Graphene: Has the strongest pseudomagnetic field been generated?

Graphene has once again caused surprises: by merely stretching and compressing nanobubbles of this carbon form, researchers have generated extremely strong pseudo-magnetic fields.

Magnetic Fields Also Change the Behavior of Electrons

In these, electrons behaved as if under the influence of 300 Tesla – more than the strongest magnetic fields ever generated in the laboratory. This method, which has now been published in “Science”, opens up completely new possibilities for specifically influencing the behavior of electrons.

Magnetic fields not only influence metals, they also change the behavior of electrons. Until now, however, it has not been possible to generate stronger magnetic fields than around 85 tesla in the laboratory – and only for fractions of a second. By comparison, magnetic resonance tomographs use a magnetic field of around ten tesla, while the Earth’s magnetic field measures just 31 microtesla at the level of the Earth’s surface.

But now physicists at the University of California at Berkeley and the Lawrence Berkeley National Laboratory (LBNL) have succeeded in making electrons behave in the laboratory in a way that normally only occurs in extremely strong magnetic fields.

Stretching creates Nanobubbles

The effect was discovered by accident during an experiment in which a graduate student “grew” graphene on the surface of a platinum crystal. Graphene is a form of carbon in which the atoms are arranged in a hexagonal formation in a monatomic layer, similar to a chain-link fence.

When grown on platinum, the atoms of graphene do not lie flat on the crystal structure of the metal at all points, thus creating stresses – similar to a rubber skin stretched tightly over an uneven object.

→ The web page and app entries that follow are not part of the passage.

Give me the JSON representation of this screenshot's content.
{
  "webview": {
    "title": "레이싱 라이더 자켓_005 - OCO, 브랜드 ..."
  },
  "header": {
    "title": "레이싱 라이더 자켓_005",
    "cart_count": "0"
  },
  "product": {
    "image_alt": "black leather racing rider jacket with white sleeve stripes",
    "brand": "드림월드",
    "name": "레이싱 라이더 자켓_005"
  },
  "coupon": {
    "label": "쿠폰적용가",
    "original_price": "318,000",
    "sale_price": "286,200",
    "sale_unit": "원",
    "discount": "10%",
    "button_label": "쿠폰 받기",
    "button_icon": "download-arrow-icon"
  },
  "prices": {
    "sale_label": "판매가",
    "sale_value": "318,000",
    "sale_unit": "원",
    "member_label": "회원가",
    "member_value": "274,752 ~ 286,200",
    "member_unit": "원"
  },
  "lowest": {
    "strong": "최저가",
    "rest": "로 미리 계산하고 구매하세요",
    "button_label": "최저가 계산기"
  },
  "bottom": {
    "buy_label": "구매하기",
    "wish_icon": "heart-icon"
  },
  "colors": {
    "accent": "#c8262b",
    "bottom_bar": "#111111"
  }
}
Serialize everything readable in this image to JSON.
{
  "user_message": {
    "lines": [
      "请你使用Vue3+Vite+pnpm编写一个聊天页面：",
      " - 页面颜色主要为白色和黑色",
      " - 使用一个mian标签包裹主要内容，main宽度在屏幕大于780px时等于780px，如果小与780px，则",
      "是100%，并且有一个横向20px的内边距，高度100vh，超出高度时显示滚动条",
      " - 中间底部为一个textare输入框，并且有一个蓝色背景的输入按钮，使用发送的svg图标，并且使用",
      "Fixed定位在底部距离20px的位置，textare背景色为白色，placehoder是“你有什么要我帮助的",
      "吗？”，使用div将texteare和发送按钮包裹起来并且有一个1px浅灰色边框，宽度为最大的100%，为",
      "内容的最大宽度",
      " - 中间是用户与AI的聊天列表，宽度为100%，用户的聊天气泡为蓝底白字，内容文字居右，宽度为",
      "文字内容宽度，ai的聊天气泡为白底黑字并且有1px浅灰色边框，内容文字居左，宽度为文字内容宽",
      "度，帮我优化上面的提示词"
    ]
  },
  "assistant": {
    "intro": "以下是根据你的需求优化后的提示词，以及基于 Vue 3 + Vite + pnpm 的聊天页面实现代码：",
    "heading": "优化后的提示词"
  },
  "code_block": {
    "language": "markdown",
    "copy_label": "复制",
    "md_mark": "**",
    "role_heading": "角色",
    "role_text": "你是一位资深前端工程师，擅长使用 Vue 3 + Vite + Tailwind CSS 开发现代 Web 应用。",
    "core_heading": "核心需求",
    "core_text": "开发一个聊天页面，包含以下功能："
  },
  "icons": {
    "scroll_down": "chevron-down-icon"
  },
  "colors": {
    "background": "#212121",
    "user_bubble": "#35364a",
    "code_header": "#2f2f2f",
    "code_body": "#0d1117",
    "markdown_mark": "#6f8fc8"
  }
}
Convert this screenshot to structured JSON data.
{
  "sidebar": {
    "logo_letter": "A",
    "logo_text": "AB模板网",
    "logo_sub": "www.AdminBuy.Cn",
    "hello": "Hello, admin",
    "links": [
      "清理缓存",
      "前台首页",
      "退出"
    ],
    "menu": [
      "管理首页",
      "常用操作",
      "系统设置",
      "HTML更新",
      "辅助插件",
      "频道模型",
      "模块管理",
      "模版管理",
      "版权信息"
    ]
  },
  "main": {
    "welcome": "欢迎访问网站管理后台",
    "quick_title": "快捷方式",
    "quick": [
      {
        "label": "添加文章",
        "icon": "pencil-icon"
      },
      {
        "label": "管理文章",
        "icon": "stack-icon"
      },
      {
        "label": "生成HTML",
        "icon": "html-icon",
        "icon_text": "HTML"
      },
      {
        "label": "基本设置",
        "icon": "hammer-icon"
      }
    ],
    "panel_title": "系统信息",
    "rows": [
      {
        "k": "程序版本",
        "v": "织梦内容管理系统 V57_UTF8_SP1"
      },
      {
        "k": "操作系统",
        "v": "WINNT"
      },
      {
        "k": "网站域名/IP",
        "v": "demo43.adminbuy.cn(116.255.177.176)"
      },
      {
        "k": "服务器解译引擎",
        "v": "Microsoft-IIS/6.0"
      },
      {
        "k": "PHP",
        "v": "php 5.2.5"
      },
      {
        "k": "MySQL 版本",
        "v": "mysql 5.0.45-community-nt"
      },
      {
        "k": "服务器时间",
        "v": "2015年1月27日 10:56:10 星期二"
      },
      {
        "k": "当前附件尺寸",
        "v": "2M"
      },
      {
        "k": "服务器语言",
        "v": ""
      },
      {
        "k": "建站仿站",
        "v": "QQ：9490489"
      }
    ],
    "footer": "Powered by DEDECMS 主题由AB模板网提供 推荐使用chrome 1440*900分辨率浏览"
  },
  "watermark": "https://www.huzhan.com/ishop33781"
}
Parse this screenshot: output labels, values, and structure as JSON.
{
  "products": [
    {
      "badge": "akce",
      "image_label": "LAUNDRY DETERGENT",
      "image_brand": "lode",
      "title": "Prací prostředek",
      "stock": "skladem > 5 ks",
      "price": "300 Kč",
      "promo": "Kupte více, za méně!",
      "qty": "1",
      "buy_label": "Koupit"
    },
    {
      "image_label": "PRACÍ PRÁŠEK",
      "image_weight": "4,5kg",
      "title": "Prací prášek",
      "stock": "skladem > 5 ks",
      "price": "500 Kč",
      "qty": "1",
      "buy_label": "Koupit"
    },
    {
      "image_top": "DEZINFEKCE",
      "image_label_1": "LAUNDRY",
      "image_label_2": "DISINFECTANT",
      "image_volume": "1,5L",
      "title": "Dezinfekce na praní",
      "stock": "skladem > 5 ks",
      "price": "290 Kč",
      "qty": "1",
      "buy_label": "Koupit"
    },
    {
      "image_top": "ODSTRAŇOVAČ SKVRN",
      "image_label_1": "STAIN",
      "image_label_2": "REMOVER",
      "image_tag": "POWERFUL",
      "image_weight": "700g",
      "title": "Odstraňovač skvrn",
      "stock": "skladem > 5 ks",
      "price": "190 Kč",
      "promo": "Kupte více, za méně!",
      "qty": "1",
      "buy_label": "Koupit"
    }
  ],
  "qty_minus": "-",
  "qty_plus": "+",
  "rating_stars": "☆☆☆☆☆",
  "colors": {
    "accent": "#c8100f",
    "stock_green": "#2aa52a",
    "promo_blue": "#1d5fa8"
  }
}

Circling Electrons with Quantized Energies

These tensile stresses create tiny, triangular graphene bubbles four to ten nanometers in size, in which, it turns out, electrons behave in extremely unusual ways. Their energies do not occupy broad regions, as is normally the case with graphene, but are divided into separate, quantized energy blocks a behavior that is otherwise only common in extremely strong magnetic fields.

In magnetic fields, electrons normally move in a spiral around magnetic field lines. In the stretched nanobubbles of graphene, they also showed characteristic circular motions, as if a magnetic field of about 300 tesla were acting perpendicular to the atomic layer of the graphene. But there was no magnetic field – apparently it is a pseudomagnetic field, an effect that, unlike real magnetic fields, affects only the motion of the electrons, not other properties of the particles, such as spin.

New Possibilities for Electron Control

“This gives us new ways to control the motion of electrons in graphene by stretching them, and thus the electronic properties of graphene,” explains Michael Crommie, professor of physics at the University of California at Berkeley and a researcher at LBNL. “By influencing where the electrons gather and at what energy, we can make them move more easily or less easily through the graphene, in principle controlling its conductivity, optical and microwave properties. Controlling electron movement is an essential part of any electronic device.”

“Observing these massive pseudo-magnetic fields opens a door to room-temperature ‘spraintronics’ – the idea of using mechanical deformations in graphene to tailor its behavior for various electronic applications,” Crommie continued. In addition to the practical applications of this discovery, the researchers now want to test how this unusual property of graphene can be used to observe the behavior of electrons under field strengths that have never before been generated under laboratory conditions. “When you amplify a magnetic field, you start to see very interesting behavior because the electrons then spin in tiny circles,” Crommie explains. “This effect gives us a whole new way to trigger this behavior, even in the absence of a real magnetic field.”

Effect already Predicted Theoretically

Interestingly, researchers from Spain, the Netherlands and the United Kingdom had already theoretically predicted this very effect – which they christened the “pseudo-quantum Hall effect.” “Theorists often come up with ideas and explore them theoretically before experiments are done, and sometimes they come up with predictions that seem a little crazy at first,” Crommie said. “The exciting thing is that we now have data showing that these ideas are not so crazy.”